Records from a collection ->
○ ○ ○

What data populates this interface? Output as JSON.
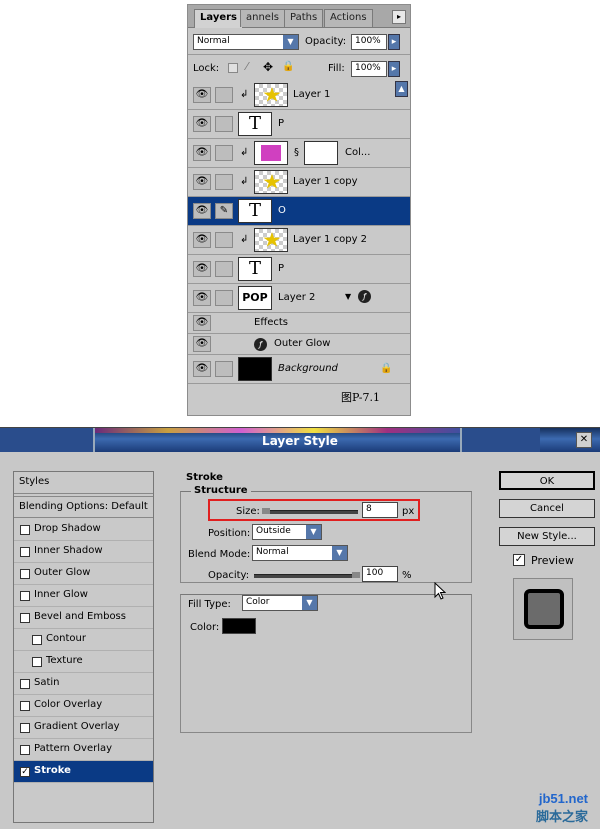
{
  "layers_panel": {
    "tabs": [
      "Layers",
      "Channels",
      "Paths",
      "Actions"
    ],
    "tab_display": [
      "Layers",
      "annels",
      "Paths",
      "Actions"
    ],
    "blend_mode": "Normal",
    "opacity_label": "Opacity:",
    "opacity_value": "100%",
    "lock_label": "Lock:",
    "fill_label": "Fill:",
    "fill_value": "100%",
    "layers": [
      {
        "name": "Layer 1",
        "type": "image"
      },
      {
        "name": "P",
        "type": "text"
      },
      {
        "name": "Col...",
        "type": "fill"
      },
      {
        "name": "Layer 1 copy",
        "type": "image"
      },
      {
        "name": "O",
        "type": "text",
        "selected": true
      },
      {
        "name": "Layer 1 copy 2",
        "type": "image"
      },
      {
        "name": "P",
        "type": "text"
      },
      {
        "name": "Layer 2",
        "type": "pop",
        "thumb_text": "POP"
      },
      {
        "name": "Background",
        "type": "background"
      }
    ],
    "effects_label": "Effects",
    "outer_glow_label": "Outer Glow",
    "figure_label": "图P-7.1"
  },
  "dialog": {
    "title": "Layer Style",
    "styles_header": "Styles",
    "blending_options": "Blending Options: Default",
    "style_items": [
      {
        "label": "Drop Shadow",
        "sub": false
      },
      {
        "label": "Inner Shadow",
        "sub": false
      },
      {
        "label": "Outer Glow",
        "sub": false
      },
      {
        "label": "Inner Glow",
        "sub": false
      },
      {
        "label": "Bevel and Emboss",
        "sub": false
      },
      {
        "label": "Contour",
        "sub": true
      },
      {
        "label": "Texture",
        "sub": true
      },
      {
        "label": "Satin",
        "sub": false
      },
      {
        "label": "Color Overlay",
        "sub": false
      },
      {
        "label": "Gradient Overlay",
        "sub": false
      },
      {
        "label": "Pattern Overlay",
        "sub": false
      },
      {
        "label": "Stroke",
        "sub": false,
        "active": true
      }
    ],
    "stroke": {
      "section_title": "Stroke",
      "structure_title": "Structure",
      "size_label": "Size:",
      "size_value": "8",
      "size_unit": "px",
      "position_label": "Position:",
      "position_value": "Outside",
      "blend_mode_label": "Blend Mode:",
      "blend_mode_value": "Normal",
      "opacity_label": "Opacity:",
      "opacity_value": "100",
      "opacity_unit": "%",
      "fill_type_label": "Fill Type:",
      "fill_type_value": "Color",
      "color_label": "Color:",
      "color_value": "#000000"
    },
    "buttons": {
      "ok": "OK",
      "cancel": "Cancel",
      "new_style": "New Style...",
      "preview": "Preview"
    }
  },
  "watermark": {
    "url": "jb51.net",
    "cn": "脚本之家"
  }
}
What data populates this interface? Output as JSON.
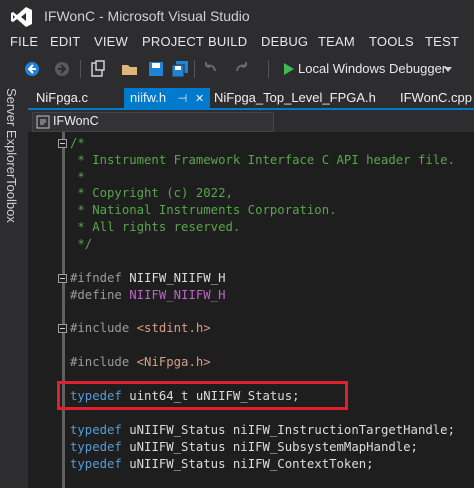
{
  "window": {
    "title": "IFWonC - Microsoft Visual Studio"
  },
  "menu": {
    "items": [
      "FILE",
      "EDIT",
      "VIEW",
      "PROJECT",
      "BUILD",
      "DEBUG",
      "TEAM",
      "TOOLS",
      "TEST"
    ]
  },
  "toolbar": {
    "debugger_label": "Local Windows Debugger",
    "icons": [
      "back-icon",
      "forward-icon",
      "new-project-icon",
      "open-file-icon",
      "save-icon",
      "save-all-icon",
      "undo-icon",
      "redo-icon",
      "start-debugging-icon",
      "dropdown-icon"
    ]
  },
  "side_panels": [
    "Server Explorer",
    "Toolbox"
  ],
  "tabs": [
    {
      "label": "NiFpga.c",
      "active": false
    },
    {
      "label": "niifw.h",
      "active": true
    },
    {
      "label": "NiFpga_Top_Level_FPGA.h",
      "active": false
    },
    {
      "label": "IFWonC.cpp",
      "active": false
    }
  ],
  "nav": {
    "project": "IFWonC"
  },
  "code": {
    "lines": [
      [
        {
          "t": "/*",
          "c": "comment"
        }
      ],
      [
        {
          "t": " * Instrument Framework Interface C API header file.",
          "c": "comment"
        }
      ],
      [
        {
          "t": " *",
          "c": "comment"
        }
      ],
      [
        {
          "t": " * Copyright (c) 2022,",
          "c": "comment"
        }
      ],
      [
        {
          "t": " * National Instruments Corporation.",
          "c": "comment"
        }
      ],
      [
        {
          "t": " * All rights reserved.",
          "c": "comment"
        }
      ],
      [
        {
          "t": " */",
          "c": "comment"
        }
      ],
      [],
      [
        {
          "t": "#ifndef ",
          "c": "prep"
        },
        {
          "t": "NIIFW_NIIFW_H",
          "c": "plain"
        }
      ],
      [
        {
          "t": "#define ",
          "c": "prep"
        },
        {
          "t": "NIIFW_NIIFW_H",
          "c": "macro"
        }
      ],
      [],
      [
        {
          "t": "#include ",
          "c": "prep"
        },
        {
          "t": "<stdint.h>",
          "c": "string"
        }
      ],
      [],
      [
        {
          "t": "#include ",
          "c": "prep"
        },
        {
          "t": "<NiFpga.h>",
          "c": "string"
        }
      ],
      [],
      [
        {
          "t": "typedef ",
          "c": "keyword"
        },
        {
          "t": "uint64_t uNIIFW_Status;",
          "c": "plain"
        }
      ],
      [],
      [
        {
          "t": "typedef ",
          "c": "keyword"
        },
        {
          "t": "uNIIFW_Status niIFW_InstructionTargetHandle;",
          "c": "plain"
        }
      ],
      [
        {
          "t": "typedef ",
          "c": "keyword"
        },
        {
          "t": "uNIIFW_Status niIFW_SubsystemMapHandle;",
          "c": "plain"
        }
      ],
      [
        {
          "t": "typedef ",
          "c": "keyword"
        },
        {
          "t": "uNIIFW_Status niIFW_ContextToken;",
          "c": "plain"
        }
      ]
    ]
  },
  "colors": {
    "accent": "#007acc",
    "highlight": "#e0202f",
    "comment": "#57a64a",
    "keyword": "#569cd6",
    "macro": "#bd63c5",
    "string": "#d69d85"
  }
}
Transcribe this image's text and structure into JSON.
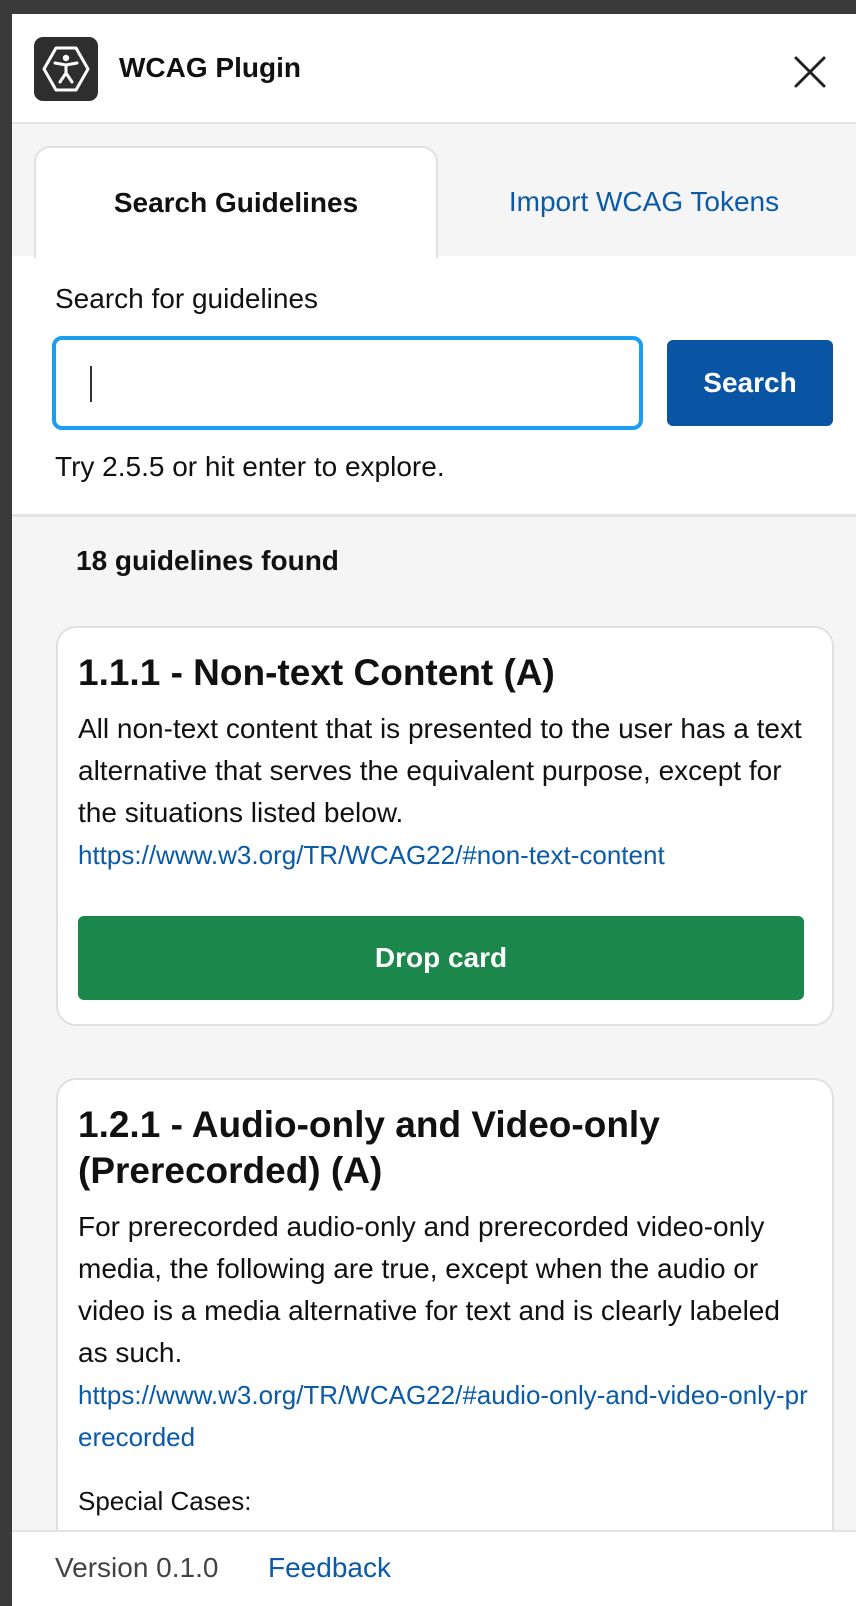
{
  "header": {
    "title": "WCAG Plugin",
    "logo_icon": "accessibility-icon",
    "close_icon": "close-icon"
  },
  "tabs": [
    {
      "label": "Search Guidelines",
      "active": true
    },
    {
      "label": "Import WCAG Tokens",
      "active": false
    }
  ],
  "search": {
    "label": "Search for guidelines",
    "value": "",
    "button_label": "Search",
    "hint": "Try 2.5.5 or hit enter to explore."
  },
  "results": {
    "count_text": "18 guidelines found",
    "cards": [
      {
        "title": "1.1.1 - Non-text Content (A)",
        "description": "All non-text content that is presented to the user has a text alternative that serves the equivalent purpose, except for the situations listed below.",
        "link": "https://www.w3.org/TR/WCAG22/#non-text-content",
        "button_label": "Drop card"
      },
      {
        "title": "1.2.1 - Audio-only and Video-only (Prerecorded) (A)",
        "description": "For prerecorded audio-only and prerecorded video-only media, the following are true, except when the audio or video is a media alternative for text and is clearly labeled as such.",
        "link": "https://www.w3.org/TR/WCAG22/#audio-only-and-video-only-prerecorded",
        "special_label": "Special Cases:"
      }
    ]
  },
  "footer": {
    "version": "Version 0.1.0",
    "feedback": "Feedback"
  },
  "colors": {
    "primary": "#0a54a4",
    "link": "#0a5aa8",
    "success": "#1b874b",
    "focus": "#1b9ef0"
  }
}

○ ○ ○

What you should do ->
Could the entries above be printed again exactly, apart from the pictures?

Answer to the exercise ->
What data populates this interface? Output as JSON.
{
  "layers_panel": {
    "tabs": [
      "Layers",
      "Channels",
      "Paths",
      "Actions"
    ],
    "tab_display": [
      "Layers",
      "annels",
      "Paths",
      "Actions"
    ],
    "blend_mode": "Normal",
    "opacity_label": "Opacity:",
    "opacity_value": "100%",
    "lock_label": "Lock:",
    "fill_label": "Fill:",
    "fill_value": "100%",
    "layers": [
      {
        "name": "Layer 1",
        "type": "image"
      },
      {
        "name": "P",
        "type": "text"
      },
      {
        "name": "Col...",
        "type": "fill"
      },
      {
        "name": "Layer 1 copy",
        "type": "image"
      },
      {
        "name": "O",
        "type": "text",
        "selected": true
      },
      {
        "name": "Layer 1 copy 2",
        "type": "image"
      },
      {
        "name": "P",
        "type": "text"
      },
      {
        "name": "Layer 2",
        "type": "pop",
        "thumb_text": "POP"
      },
      {
        "name": "Background",
        "type": "background"
      }
    ],
    "effects_label": "Effects",
    "outer_glow_label": "Outer Glow",
    "figure_label": "图P-7.1"
  },
  "dialog": {
    "title": "Layer Style",
    "styles_header": "Styles",
    "blending_options": "Blending Options: Default",
    "style_items": [
      {
        "label": "Drop Shadow",
        "sub": false
      },
      {
        "label": "Inner Shadow",
        "sub": false
      },
      {
        "label": "Outer Glow",
        "sub": false
      },
      {
        "label": "Inner Glow",
        "sub": false
      },
      {
        "label": "Bevel and Emboss",
        "sub": false
      },
      {
        "label": "Contour",
        "sub": true
      },
      {
        "label": "Texture",
        "sub": true
      },
      {
        "label": "Satin",
        "sub": false
      },
      {
        "label": "Color Overlay",
        "sub": false
      },
      {
        "label": "Gradient Overlay",
        "sub": false
      },
      {
        "label": "Pattern Overlay",
        "sub": false
      },
      {
        "label": "Stroke",
        "sub": false,
        "active": true
      }
    ],
    "stroke": {
      "section_title": "Stroke",
      "structure_title": "Structure",
      "size_label": "Size:",
      "size_value": "8",
      "size_unit": "px",
      "position_label": "Position:",
      "position_value": "Outside",
      "blend_mode_label": "Blend Mode:",
      "blend_mode_value": "Normal",
      "opacity_label": "Opacity:",
      "opacity_value": "100",
      "opacity_unit": "%",
      "fill_type_label": "Fill Type:",
      "fill_type_value": "Color",
      "color_label": "Color:",
      "color_value": "#000000"
    },
    "buttons": {
      "ok": "OK",
      "cancel": "Cancel",
      "new_style": "New Style...",
      "preview": "Preview"
    }
  },
  "watermark": {
    "url": "jb51.net",
    "cn": "脚本之家"
  }
}
What data populates this interface? Output as JSON.
{
  "window": {
    "title": "IFWonC - Microsoft Visual Studio"
  },
  "menu": {
    "items": [
      "FILE",
      "EDIT",
      "VIEW",
      "PROJECT",
      "BUILD",
      "DEBUG",
      "TEAM",
      "TOOLS",
      "TEST"
    ]
  },
  "toolbar": {
    "debugger_label": "Local Windows Debugger",
    "icons": [
      "back-icon",
      "forward-icon",
      "new-project-icon",
      "open-file-icon",
      "save-icon",
      "save-all-icon",
      "undo-icon",
      "redo-icon",
      "start-debugging-icon",
      "dropdown-icon"
    ]
  },
  "side_panels": [
    "Server Explorer",
    "Toolbox"
  ],
  "tabs": [
    {
      "label": "NiFpga.c",
      "active": false
    },
    {
      "label": "niifw.h",
      "active": true
    },
    {
      "label": "NiFpga_Top_Level_FPGA.h",
      "active": false
    },
    {
      "label": "IFWonC.cpp",
      "active": false
    }
  ],
  "nav": {
    "project": "IFWonC"
  },
  "code": {
    "lines": [
      [
        {
          "t": "/*",
          "c": "comment"
        }
      ],
      [
        {
          "t": " * Instrument Framework Interface C API header file.",
          "c": "comment"
        }
      ],
      [
        {
          "t": " *",
          "c": "comment"
        }
      ],
      [
        {
          "t": " * Copyright (c) 2022,",
          "c": "comment"
        }
      ],
      [
        {
          "t": " * National Instruments Corporation.",
          "c": "comment"
        }
      ],
      [
        {
          "t": " * All rights reserved.",
          "c": "comment"
        }
      ],
      [
        {
          "t": " */",
          "c": "comment"
        }
      ],
      [],
      [
        {
          "t": "#ifndef ",
          "c": "prep"
        },
        {
          "t": "NIIFW_NIIFW_H",
          "c": "plain"
        }
      ],
      [
        {
          "t": "#define ",
          "c": "prep"
        },
        {
          "t": "NIIFW_NIIFW_H",
          "c": "macro"
        }
      ],
      [],
      [
        {
          "t": "#include ",
          "c": "prep"
        },
        {
          "t": "<stdint.h>",
          "c": "string"
        }
      ],
      [],
      [
        {
          "t": "#include ",
          "c": "prep"
        },
        {
          "t": "<NiFpga.h>",
          "c": "string"
        }
      ],
      [],
      [
        {
          "t": "typedef ",
          "c": "keyword"
        },
        {
          "t": "uint64_t uNIIFW_Status;",
          "c": "plain"
        }
      ],
      [],
      [
        {
          "t": "typedef ",
          "c": "keyword"
        },
        {
          "t": "uNIIFW_Status niIFW_InstructionTargetHandle;",
          "c": "plain"
        }
      ],
      [
        {
          "t": "typedef ",
          "c": "keyword"
        },
        {
          "t": "uNIIFW_Status niIFW_SubsystemMapHandle;",
          "c": "plain"
        }
      ],
      [
        {
          "t": "typedef ",
          "c": "keyword"
        },
        {
          "t": "uNIIFW_Status niIFW_ContextToken;",
          "c": "plain"
        }
      ]
    ]
  },
  "colors": {
    "accent": "#007acc",
    "highlight": "#e0202f",
    "comment": "#57a64a",
    "keyword": "#569cd6",
    "macro": "#bd63c5",
    "string": "#d69d85"
  }
}
Transcribe this image's text and structure into JSON.
{
  "header": {
    "title": "WCAG Plugin",
    "logo_icon": "accessibility-icon",
    "close_icon": "close-icon"
  },
  "tabs": [
    {
      "label": "Search Guidelines",
      "active": true
    },
    {
      "label": "Import WCAG Tokens",
      "active": false
    }
  ],
  "search": {
    "label": "Search for guidelines",
    "value": "",
    "button_label": "Search",
    "hint": "Try 2.5.5 or hit enter to explore."
  },
  "results": {
    "count_text": "18 guidelines found",
    "cards": [
      {
        "title": "1.1.1 - Non-text Content (A)",
        "description": "All non-text content that is presented to the user has a text alternative that serves the equivalent purpose, except for the situations listed below.",
        "link": "https://www.w3.org/TR/WCAG22/#non-text-content",
        "button_label": "Drop card"
      },
      {
        "title": "1.2.1 - Audio-only and Video-only (Prerecorded) (A)",
        "description": "For prerecorded audio-only and prerecorded video-only media, the following are true, except when the audio or video is a media alternative for text and is clearly labeled as such.",
        "link": "https://www.w3.org/TR/WCAG22/#audio-only-and-video-only-prerecorded",
        "special_label": "Special Cases:"
      }
    ]
  },
  "footer": {
    "version": "Version 0.1.0",
    "feedback": "Feedback"
  },
  "colors": {
    "primary": "#0a54a4",
    "link": "#0a5aa8",
    "success": "#1b874b",
    "focus": "#1b9ef0"
  }
}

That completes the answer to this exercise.